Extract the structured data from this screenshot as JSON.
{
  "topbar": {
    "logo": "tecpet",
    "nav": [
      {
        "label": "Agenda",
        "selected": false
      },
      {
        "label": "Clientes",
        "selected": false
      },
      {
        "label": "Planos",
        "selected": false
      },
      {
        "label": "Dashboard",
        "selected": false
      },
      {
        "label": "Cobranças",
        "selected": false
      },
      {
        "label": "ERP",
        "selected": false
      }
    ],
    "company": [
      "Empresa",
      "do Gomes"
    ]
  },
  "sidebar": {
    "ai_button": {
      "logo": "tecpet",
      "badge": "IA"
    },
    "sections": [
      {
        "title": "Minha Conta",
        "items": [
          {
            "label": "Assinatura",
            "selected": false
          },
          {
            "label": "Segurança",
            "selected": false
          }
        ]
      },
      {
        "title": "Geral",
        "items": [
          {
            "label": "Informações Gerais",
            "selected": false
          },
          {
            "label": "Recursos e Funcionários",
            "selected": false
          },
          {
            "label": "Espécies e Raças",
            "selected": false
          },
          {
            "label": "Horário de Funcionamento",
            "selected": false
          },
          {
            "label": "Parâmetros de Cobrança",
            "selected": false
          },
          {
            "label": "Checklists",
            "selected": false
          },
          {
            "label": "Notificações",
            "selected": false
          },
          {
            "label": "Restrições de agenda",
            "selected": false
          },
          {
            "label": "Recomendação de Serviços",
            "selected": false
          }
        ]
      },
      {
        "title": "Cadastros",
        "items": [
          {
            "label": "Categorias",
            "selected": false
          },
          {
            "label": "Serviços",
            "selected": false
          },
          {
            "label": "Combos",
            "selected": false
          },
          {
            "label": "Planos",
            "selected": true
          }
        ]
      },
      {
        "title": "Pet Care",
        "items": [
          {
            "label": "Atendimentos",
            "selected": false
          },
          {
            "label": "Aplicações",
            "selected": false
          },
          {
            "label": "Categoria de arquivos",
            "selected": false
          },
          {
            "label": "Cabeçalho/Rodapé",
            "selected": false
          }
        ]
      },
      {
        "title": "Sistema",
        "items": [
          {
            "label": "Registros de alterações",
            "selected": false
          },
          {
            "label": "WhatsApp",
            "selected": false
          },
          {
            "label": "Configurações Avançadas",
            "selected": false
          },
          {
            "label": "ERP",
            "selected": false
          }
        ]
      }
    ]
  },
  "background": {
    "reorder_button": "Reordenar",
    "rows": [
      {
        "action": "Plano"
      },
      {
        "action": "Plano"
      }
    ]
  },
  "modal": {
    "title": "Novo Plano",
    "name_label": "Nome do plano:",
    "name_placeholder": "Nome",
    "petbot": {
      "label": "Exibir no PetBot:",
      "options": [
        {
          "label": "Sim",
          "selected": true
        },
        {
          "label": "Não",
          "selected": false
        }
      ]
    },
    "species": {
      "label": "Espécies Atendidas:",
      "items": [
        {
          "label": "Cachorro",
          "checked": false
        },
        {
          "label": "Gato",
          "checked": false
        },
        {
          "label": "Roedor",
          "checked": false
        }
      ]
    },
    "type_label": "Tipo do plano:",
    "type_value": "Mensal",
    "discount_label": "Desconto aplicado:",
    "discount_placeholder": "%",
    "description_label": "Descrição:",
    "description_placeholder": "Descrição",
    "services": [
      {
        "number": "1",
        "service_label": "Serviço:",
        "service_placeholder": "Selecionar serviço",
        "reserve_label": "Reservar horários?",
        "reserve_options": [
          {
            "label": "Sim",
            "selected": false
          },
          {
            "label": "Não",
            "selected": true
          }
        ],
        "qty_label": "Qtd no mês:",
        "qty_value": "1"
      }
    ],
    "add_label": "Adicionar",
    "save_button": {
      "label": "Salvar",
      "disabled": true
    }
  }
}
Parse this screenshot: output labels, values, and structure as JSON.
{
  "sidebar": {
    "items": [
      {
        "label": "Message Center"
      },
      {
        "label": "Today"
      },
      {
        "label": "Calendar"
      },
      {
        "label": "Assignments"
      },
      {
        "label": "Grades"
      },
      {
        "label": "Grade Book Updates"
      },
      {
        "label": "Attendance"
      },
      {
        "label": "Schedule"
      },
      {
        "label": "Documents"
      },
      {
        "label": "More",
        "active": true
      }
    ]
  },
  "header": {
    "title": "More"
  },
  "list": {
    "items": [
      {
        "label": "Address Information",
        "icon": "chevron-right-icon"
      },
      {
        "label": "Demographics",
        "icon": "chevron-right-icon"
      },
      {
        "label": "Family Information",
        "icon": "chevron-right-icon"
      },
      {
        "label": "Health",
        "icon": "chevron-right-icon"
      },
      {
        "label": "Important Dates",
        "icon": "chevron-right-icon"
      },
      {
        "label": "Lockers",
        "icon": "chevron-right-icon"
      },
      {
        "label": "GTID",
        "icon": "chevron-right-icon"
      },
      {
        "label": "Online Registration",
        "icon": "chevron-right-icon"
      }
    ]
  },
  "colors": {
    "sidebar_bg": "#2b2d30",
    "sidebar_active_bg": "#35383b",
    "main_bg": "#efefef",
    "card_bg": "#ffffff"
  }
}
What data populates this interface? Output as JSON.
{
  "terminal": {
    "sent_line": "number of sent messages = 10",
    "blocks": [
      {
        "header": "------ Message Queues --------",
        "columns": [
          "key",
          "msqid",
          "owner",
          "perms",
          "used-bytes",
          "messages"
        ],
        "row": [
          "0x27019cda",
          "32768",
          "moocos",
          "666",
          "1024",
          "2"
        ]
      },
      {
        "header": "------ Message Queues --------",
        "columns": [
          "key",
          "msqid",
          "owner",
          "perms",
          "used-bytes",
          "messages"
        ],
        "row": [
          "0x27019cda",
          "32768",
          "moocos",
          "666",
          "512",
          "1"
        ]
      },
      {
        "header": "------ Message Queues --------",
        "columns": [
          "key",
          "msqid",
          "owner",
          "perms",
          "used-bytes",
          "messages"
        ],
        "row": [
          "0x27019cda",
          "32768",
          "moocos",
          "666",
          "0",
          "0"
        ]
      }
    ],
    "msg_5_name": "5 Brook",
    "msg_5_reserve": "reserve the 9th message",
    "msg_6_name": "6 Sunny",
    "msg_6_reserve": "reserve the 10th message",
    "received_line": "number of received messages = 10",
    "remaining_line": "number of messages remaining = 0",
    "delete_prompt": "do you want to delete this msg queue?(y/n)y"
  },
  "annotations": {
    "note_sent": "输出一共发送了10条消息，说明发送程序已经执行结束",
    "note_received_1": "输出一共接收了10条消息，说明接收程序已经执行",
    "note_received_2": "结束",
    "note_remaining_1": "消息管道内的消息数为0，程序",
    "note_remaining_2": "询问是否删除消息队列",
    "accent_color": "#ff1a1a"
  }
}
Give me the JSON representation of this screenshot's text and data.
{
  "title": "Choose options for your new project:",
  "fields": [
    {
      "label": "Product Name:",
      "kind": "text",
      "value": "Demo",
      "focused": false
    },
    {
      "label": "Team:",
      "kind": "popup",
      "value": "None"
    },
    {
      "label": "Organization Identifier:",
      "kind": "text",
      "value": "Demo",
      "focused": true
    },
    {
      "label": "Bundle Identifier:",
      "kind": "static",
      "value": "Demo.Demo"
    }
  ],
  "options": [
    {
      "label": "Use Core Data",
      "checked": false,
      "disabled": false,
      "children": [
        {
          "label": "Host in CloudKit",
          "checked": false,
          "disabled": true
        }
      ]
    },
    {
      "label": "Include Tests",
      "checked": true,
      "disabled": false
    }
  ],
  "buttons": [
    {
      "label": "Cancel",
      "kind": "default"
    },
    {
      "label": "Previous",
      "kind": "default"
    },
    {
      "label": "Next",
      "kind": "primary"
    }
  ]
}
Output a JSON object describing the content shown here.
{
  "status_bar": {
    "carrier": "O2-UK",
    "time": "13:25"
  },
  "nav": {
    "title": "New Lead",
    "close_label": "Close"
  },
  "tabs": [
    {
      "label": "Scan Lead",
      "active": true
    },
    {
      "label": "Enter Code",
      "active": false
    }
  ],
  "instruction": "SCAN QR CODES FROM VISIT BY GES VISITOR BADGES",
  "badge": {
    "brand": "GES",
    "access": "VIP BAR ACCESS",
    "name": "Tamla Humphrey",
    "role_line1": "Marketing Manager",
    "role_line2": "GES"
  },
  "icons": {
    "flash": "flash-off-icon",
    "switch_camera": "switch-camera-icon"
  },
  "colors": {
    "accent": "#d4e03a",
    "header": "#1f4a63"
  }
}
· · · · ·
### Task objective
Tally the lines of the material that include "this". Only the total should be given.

### Written solution
5